• Task instructions
If a line of the entries below includes the word "Provost", it counts; state the total and nothing further.

• Entries from a dataset of interfaces
- - - - - - -

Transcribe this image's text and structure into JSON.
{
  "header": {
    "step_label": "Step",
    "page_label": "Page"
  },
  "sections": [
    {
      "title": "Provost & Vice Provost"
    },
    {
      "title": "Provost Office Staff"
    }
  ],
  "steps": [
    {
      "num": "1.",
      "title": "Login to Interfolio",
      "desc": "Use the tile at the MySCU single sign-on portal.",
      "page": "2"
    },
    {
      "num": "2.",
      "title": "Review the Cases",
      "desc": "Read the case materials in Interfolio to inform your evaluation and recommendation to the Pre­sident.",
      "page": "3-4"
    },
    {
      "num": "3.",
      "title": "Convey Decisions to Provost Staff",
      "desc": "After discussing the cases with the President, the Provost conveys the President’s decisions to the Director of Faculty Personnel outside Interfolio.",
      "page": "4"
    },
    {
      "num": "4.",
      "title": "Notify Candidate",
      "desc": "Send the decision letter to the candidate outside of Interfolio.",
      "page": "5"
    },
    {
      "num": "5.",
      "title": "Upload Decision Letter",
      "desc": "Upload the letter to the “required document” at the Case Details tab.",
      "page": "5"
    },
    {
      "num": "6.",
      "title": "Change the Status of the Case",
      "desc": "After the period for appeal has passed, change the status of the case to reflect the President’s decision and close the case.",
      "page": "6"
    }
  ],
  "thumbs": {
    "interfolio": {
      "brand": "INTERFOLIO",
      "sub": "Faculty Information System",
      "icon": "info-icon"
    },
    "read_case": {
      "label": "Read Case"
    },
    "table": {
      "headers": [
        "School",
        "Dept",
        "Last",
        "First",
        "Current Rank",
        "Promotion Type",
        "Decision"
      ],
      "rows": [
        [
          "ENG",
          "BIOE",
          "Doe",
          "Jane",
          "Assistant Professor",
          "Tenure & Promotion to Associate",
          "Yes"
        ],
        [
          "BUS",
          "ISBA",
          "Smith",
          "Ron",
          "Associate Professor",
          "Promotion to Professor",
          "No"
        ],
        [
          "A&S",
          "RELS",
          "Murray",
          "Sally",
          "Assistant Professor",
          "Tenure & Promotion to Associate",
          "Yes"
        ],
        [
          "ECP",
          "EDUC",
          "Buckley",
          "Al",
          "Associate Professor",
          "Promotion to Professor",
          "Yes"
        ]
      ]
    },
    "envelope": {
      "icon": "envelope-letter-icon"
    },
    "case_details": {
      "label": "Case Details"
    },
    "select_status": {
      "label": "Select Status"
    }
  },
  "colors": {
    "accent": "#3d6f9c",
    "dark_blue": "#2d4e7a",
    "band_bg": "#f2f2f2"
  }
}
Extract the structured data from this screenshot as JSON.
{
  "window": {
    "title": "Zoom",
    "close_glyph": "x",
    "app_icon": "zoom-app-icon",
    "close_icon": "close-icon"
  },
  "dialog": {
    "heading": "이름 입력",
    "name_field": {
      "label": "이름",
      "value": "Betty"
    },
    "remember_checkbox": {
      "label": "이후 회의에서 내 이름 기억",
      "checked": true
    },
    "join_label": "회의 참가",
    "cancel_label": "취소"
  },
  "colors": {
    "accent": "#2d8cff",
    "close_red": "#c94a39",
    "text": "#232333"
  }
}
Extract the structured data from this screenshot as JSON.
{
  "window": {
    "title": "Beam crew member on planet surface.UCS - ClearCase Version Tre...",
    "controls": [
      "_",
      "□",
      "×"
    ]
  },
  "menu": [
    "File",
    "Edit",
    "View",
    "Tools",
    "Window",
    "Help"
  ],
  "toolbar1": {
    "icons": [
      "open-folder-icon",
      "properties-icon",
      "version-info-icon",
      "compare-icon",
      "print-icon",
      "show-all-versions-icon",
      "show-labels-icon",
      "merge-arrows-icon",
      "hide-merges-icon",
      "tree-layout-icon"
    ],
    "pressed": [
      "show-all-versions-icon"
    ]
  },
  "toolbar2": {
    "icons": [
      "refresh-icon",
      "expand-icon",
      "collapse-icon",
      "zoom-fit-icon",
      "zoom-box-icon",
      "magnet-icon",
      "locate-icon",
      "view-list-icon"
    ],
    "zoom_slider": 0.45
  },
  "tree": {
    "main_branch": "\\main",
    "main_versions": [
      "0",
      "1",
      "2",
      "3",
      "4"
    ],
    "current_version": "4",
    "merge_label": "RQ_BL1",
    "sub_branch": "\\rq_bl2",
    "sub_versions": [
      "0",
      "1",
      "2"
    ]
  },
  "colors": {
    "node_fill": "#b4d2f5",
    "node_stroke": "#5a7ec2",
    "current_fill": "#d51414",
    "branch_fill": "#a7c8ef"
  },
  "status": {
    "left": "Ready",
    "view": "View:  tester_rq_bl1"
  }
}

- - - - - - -

• Answer box
4